Labor welcomes the announcement yesterday by the Minister for Veterans and Defence Personnel Darren Chester that implementation of the new Veteran Treatment Cycle Initiative will be delayed until October.

For some time, Labor has raised concerns about the proposed changes to the treatment cycle for allied health referrals for veterans.

Under the changes, instead of a blanket referral for up to one year, GPs will have to refer clients to an allied health professional for a ‘treatment cycle’ of up to 12 sessions or one year, whichever comes sooner.

At the end of each cycle, the provider must report back to the GP who will decide if further treatment is required and the veteran will need to go back to their GP to get a new referral.

This could mean an extra visit to the GP every few weeks for many veterans with high and complex needs, and result in gaps and delays in treatment.

Veterans will be out of pocket from the cost of increased GP visits and it will particularly disadvantage people living in rural and remote areas.

The delay in the implementation of the treatment cycle shows that serious problems remain with the transition to the new system.

This last-minute backflip by the Government on the start date shows it has failed to consult properly with veterans and health professionals.

Labor is pleased they are finally listening and hopes the delay will allow for proper communication and processes to be put in place to support the changes.

But Labor still has serious concerns about this harsh and inflexible one-size-fits-all model and the impact it will have on many veterans, who deserve the best possible care and support.

Labor believes the system should be more flexible and veterans with complex cases should be exempt.

These changes follow cuts in the Budget of $40 million from critical allied health services to our veterans.

The Department of Veterans’ Affairs has admitted this cut will result in veterans having access to fewer services.

This was on top of the Repatriation Medical Fee Schedule freeze, which has already seen a reduction in access to critical medical services for our veterans.

This is nothing more than cruel and callous cost-cutting at the expense of some of our most vulnerable veterans.

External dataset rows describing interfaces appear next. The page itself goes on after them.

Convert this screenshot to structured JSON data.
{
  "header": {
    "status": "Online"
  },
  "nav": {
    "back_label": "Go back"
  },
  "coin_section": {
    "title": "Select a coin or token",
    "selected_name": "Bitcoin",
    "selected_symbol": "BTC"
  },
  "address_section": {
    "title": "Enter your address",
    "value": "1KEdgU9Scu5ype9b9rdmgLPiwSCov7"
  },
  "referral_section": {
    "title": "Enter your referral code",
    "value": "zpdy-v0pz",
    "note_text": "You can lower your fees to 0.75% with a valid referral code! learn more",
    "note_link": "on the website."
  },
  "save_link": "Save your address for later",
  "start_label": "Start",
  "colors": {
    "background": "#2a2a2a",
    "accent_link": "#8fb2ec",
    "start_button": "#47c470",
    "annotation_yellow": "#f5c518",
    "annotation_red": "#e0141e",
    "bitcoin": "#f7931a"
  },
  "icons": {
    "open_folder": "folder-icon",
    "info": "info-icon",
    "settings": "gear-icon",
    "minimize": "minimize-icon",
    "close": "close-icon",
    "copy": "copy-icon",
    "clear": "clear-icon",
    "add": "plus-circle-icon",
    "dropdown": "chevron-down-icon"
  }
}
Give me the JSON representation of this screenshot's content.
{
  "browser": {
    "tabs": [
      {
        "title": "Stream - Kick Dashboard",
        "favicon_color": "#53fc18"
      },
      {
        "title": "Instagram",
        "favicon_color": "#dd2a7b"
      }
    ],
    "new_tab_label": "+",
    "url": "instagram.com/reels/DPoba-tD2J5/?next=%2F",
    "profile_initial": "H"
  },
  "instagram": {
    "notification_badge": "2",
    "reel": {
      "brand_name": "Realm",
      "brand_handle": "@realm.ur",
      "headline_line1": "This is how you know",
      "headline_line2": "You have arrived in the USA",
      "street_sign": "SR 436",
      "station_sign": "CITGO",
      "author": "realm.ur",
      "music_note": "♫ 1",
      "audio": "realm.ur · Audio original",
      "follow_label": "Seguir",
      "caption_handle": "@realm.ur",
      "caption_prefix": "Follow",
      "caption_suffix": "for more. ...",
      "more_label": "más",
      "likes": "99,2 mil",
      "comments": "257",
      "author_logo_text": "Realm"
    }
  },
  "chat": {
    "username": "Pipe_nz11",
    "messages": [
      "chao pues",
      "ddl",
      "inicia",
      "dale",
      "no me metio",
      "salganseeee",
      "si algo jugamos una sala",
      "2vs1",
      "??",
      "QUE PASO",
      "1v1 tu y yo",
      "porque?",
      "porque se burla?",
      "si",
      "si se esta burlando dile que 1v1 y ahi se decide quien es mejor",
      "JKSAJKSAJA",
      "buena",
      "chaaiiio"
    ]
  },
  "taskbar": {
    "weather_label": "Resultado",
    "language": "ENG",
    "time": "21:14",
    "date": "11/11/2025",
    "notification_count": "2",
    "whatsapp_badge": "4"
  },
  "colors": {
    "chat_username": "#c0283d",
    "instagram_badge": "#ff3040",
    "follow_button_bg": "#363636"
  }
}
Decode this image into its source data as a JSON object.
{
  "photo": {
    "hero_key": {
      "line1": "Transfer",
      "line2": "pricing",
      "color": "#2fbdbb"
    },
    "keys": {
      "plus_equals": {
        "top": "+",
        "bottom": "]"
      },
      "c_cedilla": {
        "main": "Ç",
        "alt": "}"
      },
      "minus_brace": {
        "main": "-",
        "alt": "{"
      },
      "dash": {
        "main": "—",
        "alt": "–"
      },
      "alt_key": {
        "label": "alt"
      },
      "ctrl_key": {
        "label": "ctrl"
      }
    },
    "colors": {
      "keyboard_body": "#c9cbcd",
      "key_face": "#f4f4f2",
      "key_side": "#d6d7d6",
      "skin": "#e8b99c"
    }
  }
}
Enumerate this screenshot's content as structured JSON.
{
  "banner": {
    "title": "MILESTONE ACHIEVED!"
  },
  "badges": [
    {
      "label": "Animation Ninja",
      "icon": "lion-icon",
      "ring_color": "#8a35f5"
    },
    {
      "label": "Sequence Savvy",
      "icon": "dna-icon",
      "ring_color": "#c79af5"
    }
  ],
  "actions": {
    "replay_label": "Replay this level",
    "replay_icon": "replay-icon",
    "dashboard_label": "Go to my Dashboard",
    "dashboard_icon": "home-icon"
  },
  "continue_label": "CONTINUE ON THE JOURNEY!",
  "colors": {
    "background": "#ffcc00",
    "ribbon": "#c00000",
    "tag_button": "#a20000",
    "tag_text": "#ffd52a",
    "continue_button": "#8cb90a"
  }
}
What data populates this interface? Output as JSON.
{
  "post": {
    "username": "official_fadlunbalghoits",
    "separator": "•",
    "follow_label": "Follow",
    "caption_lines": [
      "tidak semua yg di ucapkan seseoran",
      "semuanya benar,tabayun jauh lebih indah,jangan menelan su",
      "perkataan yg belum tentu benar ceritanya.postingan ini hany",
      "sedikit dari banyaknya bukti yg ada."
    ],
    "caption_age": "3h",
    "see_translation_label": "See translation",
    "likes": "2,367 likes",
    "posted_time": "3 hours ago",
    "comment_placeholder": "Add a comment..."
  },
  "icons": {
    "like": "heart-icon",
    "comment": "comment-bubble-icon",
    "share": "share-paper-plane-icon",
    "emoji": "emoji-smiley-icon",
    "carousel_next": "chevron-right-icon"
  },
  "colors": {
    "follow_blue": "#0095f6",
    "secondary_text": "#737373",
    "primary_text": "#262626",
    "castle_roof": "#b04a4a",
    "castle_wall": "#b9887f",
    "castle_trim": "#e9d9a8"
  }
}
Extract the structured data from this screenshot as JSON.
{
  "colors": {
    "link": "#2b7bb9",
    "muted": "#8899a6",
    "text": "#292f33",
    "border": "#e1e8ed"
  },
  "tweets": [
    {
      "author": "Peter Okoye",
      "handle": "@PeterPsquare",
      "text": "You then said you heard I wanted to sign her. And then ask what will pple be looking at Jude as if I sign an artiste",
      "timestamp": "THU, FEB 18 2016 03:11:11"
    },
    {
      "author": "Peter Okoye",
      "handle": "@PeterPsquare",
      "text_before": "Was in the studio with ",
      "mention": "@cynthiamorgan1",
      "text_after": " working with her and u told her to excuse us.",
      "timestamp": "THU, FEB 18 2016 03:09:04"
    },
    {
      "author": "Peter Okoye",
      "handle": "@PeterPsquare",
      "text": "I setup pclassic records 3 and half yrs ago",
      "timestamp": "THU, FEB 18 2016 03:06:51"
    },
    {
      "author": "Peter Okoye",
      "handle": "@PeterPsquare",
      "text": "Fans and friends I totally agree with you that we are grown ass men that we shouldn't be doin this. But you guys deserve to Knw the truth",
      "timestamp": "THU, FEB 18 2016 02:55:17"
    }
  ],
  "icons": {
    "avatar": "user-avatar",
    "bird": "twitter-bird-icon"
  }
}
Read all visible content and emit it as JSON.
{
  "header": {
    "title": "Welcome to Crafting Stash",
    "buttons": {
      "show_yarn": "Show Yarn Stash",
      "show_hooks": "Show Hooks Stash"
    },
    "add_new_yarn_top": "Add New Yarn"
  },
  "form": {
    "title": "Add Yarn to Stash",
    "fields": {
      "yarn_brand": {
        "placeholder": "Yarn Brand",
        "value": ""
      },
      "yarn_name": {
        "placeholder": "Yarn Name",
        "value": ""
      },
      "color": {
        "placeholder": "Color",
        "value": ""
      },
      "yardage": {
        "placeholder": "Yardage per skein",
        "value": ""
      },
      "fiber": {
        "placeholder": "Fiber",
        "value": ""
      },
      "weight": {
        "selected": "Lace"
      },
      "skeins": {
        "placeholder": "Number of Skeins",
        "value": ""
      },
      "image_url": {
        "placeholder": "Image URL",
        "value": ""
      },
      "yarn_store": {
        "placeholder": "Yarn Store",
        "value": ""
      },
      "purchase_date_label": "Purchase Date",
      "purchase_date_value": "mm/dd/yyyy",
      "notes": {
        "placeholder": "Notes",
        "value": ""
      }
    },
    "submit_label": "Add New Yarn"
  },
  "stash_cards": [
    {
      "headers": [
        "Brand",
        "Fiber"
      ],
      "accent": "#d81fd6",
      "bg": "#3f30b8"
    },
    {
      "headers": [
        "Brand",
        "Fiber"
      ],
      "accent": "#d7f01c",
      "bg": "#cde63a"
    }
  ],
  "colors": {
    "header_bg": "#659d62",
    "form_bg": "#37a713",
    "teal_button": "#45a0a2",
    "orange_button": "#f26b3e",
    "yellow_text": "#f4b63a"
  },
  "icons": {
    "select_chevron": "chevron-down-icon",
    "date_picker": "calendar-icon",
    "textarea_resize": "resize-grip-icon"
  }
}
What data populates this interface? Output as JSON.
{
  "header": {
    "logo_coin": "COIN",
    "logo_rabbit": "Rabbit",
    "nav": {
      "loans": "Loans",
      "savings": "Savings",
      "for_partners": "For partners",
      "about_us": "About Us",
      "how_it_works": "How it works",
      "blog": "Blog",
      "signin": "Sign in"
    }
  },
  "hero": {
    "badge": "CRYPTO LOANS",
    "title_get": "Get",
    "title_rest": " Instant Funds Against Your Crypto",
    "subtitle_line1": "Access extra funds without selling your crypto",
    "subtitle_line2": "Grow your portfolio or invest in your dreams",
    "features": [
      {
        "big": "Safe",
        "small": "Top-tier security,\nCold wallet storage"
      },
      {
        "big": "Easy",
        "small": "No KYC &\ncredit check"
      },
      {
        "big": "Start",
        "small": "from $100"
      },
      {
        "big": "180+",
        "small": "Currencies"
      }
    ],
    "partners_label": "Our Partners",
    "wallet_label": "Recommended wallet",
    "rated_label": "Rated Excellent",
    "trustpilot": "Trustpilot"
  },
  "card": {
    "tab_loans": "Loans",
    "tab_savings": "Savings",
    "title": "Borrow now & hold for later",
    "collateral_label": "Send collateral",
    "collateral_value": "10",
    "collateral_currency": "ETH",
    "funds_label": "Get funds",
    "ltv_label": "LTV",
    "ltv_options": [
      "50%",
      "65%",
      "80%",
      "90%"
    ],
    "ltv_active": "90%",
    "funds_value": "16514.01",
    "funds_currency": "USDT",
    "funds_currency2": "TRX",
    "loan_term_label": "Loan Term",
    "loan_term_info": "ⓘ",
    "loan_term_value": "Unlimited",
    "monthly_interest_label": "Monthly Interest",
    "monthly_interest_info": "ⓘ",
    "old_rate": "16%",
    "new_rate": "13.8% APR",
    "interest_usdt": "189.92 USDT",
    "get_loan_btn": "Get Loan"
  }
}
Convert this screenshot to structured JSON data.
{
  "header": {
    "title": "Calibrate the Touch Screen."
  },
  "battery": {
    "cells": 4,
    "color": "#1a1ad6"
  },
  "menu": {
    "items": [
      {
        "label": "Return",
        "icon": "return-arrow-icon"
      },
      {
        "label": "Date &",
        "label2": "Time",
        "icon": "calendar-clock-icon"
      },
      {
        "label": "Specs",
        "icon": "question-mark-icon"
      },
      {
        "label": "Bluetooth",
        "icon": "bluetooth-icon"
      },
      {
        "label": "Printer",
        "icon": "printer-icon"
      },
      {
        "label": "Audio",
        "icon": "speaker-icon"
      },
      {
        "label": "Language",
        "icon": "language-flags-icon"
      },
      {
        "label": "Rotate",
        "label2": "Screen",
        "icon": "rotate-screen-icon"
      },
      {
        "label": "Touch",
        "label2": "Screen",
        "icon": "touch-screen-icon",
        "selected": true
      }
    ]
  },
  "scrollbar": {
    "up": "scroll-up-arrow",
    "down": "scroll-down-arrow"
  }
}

Our veterans, ex-service personnel and war widows rely on access to essential medical services.

They need a system that works for them.